The big crux of this story, however, lies in the instability and things that are simply not finished. We mean, for example, the countless crashes we have experienced on various consoles, (graphic) bugs and glitches such as texts that are not spoken or NPCs that are stuck in a standard “T-pose”. Enemies’ AI is really stupid to say the least, and should you commit a crime, the police will spawn right behind you and car chases don’t seem to exist at all. CD Projekt RED is aware of these issues and has indicated to address these issues with several major patches, but even with the latest update – at the time of writing this is 1.04 – these issues are still widespread. Even then, the question is to what extent the Polish studio can straighten out the performance of the older consoles without having to reduce even more graphic bells and whistles. So if you have a PlayStation 4 (Pro) but you don’t have an internet connection to download patches, Cyberpunk 2077 is simply unplayable and it is unacceptable to release a game in this state.
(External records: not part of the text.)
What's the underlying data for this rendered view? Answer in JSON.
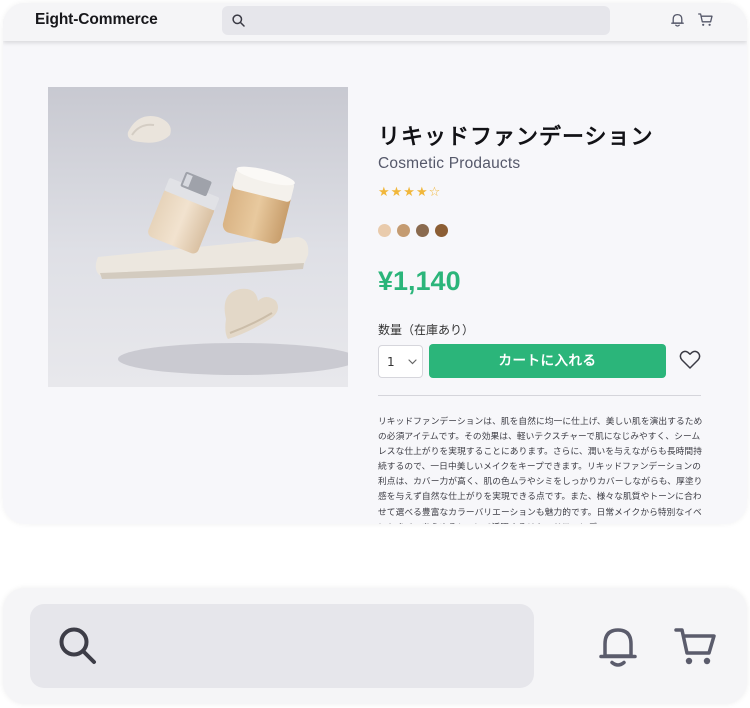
{
  "header": {
    "brand": "Eight-Commerce",
    "search_placeholder": ""
  },
  "product": {
    "title": "リキッドファンデーション",
    "brand_line": "Cosmetic Prodaucts",
    "rating": 4.5,
    "rating_max": 5,
    "stars_display": "★★★★☆",
    "color_swatches": [
      "#e9cbac",
      "#c49b71",
      "#8a6a4e",
      "#8c5e34"
    ],
    "price": "¥1,140",
    "quantity_label": "数量（在庫あり）",
    "quantity_value": "1",
    "add_to_cart_label": "カートに入れる",
    "description": "リキッドファンデーションは、肌を自然に均一に仕上げ、美しい肌を演出するための必須アイテムです。その効果は、軽いテクスチャーで肌になじみやすく、シームレスな仕上がりを実現することにあります。さらに、潤いを与えながらも長時間持続するので、一日中美しいメイクをキープできます。リキッドファンデーションの利点は、カバー力が高く、肌の色ムラやシミをしっかりカバーしながらも、厚塗り感を与えず自然な仕上がりを実現できる点です。また、様々な肌質やトーンに合わせて選べる豊富なカラーバリエーションも魅力的です。日常メイクから特別なイベントまで、あらゆるシーンで活躍するリキッドファンデー"
  },
  "colors": {
    "accent": "#2bb57a",
    "star": "#f1b73b"
  },
  "icons": [
    "search-icon",
    "bell-icon",
    "cart-icon",
    "heart-icon",
    "chevron-down-icon"
  ]
}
Cyberpunk 2077 – Conclusion
As you can see there is a lot to read about Cyberpunk 2077 and this review is (quite) a bit longer than usual, in this case I thought it was important to create context because that is really necessary for a game of this size. Because for every thing that Cyberpunk 2077 does well, there is also something that is seriously below par. That brings us to a nice dilemma, because somewhere in Night City there is simply a good and sometimes even excellent game hidden. Unfortunately, more often than not, that experience is clouded by massive technical and even substantive flaws. The initial sales figures once again prove that there is a huge demand for the genre (are you co-writing, Eidos and Square Enix?), But the long-awaited Cyberpunk 2077 is not the messiah that many fans – myself included – have been waiting for. Absolutely not, even. All in all, it seems that CD Projekt RED has taken on too much hay, with all the consequences that entails. At the bottom of the line, Cyberpunk 2077 is a mixture of a linear yet cool story, a beautiful, atmospheric city with many activities, crashes, bugs and substandard performance.
Positives of Cyberpunk 2077
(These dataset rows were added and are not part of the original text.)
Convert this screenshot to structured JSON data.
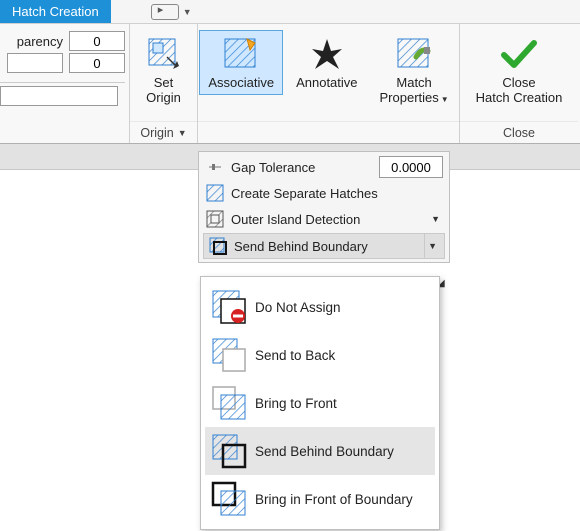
{
  "colors": {
    "accent": "#1e90d8",
    "hatch": "#2f7fd1",
    "ok": "#2fa82f"
  },
  "tab": {
    "label": "Hatch Creation"
  },
  "left_frag": {
    "transparency_label": "parency",
    "transparency_value": "0",
    "second_value": "0"
  },
  "origin_panel": {
    "btn_label_line1": "Set",
    "btn_label_line2": "Origin",
    "title": "Origin"
  },
  "options_panel": {
    "associative": "Associative",
    "annotative": "Annotative",
    "match_line1": "Match",
    "match_line2": "Properties"
  },
  "close_panel": {
    "line1": "Close",
    "line2": "Hatch Creation",
    "title": "Close"
  },
  "drop": {
    "gap_label": "Gap Tolerance",
    "gap_value": "0.0000",
    "sep_hatches": "Create Separate Hatches",
    "island": "Outer Island Detection",
    "draw_order": "Send Behind Boundary"
  },
  "flyout": {
    "items": [
      {
        "label": "Do Not Assign"
      },
      {
        "label": "Send to Back"
      },
      {
        "label": "Bring to Front"
      },
      {
        "label": "Send Behind Boundary"
      },
      {
        "label": "Bring in Front of Boundary"
      }
    ],
    "selected_index": 3
  }
}
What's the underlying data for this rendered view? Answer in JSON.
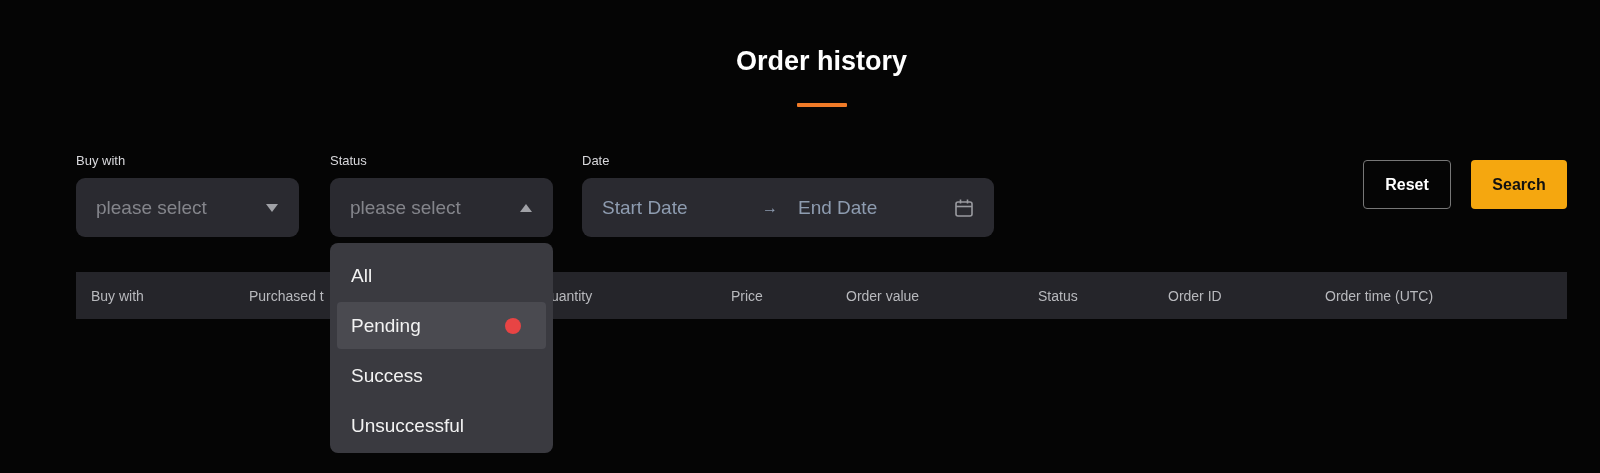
{
  "title": "Order history",
  "filters": [
    {
      "kind": "select",
      "label": "Buy with",
      "placeholder": "please select",
      "open": false
    },
    {
      "kind": "select",
      "label": "Status",
      "placeholder": "please select",
      "open": true,
      "options": [
        {
          "label": "All",
          "highlighted": false
        },
        {
          "label": "Pending",
          "highlighted": true
        },
        {
          "label": "Success",
          "highlighted": false
        },
        {
          "label": "Unsuccessful",
          "highlighted": false
        }
      ]
    },
    {
      "kind": "daterange",
      "label": "Date",
      "start_placeholder": "Start Date",
      "separator": "→",
      "end_placeholder": "End Date"
    }
  ],
  "buttons": [
    {
      "kind": "outline",
      "label": "Reset"
    },
    {
      "kind": "primary",
      "label": "Search"
    }
  ],
  "table": {
    "columns": [
      "Buy with",
      "Purchased t",
      "uantity",
      "Price",
      "Order value",
      "Status",
      "Order ID",
      "Order time (UTC)"
    ]
  }
}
- Cool and intriguing main quest …
- Choice and flexibility in building your playing style …
- Night City is all atmosphere
- Baking activities and sidequests
- Pumping soundtrack
- Combat that works fine
Negatives of Cyberpunk 2077
- … which is very linear for an RPG
- … which has little effect on dialogue and interaction with the world
- Nonexistent AI
- Dramatic technical condition
- Lifepaths do not represent a jerk beyond the first half hour
Cyberpunk 2077 Bio
|Genre||Role Playing Game|
|Developers||CD Projekt, CD Projekt RED|
|Platforms||Google Stadia, Xbox One, PlayStation 5, Xbox Series X and Series S, Microsoft Windows|